Comics blogger Jog has an interesting write up/reaction to New Engineering, a wild looking collection of Manga by Yuichi Yokoyama. After describing the nearly plotless content of the book filled with continual battle scenes and bizarre landscapes, Jog gets into a nice little discussion on the expectations of US readers of manga.
It's Naruto's library of symbols, stripped of warmth and purpose, and turned into something... else.

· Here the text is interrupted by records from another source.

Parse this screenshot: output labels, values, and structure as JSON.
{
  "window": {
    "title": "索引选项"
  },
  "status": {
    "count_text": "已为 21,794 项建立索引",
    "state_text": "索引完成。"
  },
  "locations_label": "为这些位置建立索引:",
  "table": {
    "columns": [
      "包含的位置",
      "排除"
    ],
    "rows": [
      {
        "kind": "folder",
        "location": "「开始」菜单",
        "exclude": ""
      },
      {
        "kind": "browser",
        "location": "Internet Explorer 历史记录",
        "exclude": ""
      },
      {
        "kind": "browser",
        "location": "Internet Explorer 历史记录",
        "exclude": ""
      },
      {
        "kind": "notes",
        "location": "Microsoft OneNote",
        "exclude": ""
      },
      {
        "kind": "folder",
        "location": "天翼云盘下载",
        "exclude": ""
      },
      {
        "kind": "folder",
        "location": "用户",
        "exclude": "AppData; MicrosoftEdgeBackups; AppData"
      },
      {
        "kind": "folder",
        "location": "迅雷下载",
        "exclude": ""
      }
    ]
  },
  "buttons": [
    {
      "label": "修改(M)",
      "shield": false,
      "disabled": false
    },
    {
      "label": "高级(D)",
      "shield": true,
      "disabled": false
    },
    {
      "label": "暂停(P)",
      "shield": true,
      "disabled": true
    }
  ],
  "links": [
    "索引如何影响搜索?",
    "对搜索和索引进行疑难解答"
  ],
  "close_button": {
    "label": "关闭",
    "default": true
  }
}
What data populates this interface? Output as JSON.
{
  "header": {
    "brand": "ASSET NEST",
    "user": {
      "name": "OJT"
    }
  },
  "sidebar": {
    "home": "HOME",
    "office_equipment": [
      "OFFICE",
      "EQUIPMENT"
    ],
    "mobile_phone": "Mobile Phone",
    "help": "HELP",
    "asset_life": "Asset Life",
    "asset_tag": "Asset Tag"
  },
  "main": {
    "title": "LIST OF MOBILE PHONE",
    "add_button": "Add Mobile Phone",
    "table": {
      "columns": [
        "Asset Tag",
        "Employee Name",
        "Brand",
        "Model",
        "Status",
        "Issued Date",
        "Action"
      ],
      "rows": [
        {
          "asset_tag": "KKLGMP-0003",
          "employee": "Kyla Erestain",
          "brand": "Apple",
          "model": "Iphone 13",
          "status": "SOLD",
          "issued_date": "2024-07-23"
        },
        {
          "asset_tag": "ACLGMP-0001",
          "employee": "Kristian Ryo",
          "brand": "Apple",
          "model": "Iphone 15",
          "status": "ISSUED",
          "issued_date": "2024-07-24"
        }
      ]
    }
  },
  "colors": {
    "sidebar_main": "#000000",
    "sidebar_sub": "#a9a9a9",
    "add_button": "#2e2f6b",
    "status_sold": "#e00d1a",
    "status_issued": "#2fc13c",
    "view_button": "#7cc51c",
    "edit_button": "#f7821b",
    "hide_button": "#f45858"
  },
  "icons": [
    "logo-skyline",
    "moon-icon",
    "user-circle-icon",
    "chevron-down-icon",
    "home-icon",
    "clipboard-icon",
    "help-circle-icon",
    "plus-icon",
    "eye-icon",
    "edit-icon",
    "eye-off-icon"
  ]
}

So, in essence, it's the style of Manga, using sweat drops and nose bleeds aplenty. but it's Manga knocked on its butt until it's doing something else. Sounds pretty cool to me. But this speaks a lot to the US perception of comics and cartoons in general; Sandman and Fun Home aside, mainstream media still hasn't embraced the idea that comics aren't just brain candy for kids. Probably every couple of weeks someone I work with at the library will ask me, "So...I know you read books, too. What's the point with all these graphic novels?"
I just shake my head. What people continually seem to confuse is that they relate comics to their idea of genre, while it's really a medium that can tell all the same kinds of stories told entirely through text (and even some that you can't tell through text). Sci-fi, super-heroes, romance, humor, somber tales of regret, even experimental fiction like Karasik & Mazzucchelli's wonderful adaption of Paul Auster's City of Glass. It's not the tools used but what's done with them that matters.
I admit I'm biased, though. And I have been checking out a lot of fluffy ones lately, mostly because they provide a much needed break from all the academic papers I have to read for my classes. Just try not to look at me with too much scorn when I check out an issue of One Piece, a Chris Ware Lit-comic, and the latest Jonathan Lethem novel all at the same time. I enjoy it all.